UC RUSAL learned of the theft in April 2011 when Sprague was caught trying to steal another $5 million. Sprague managed to flee Russia and ultimately took up residence in the United States.[4] Federal prosecutors later learned of Sprague's actions from UC RUSAL, which contacted the FBI and Department of Justice, and from one of the US banks through which Sprague sent some of the stolen funds; that bank filed a “suspicious activity report” and blocked Sprague’s attempted transfer of funds to an account in Belize. The Justice Department, working closely with UC RUSAL and the FBI, filed charges in 2013 and Sprague pleaded guilty to one charge of transportation of stolen money. In March 2014 he was sentenced to 50 months imprisonment at Federal Correctional Institution, Lompoc in California.[1] In an article from federal prison, Sprague states that, "After trying to live the life of an international fugitive under an adopted name on the Israeli Riviera — the home away from home for many disgraced Russian oligarchs — I eventually made my way to Malibu, where we owned a house bought in happier times, before my thefts, in anticipation of that longed-for day when we would finally escape Moscow."[9]

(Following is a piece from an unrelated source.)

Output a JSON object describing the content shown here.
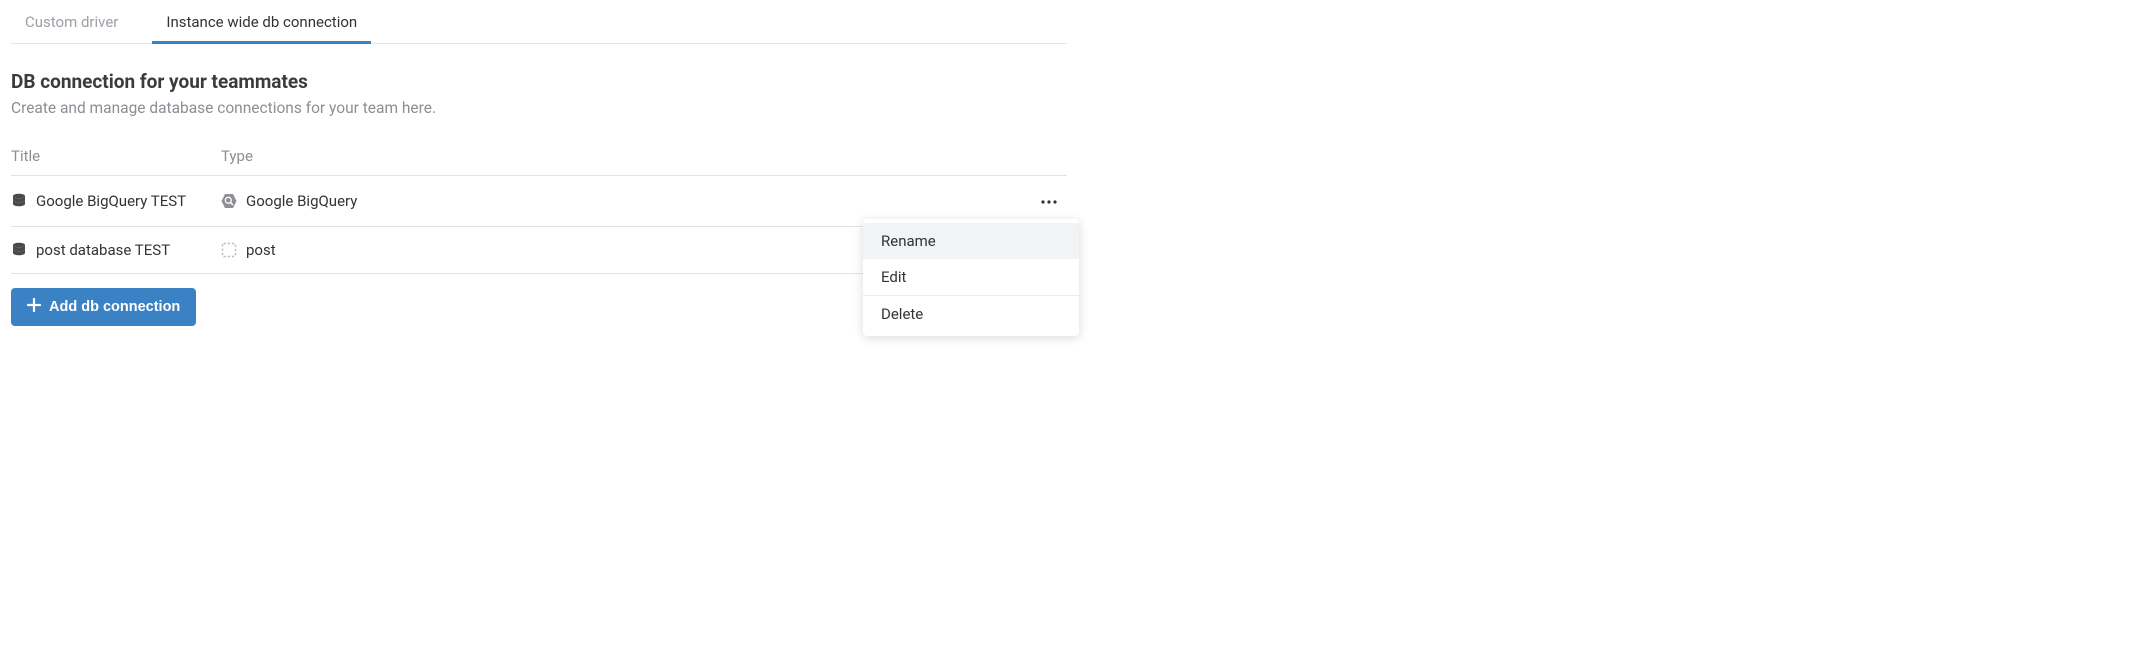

Activities[edit]

Sprague is an active blogger on his prison blogs, entitled Diary of a Wimpy Con.[10] There, he writes about his experiences with the criminal justice system and his thoughts and feelings about his actions, his downfall and his life as a convicted felon. He has also published articles in other magazines and online publications, including AND Magazine.[11]

References[edit]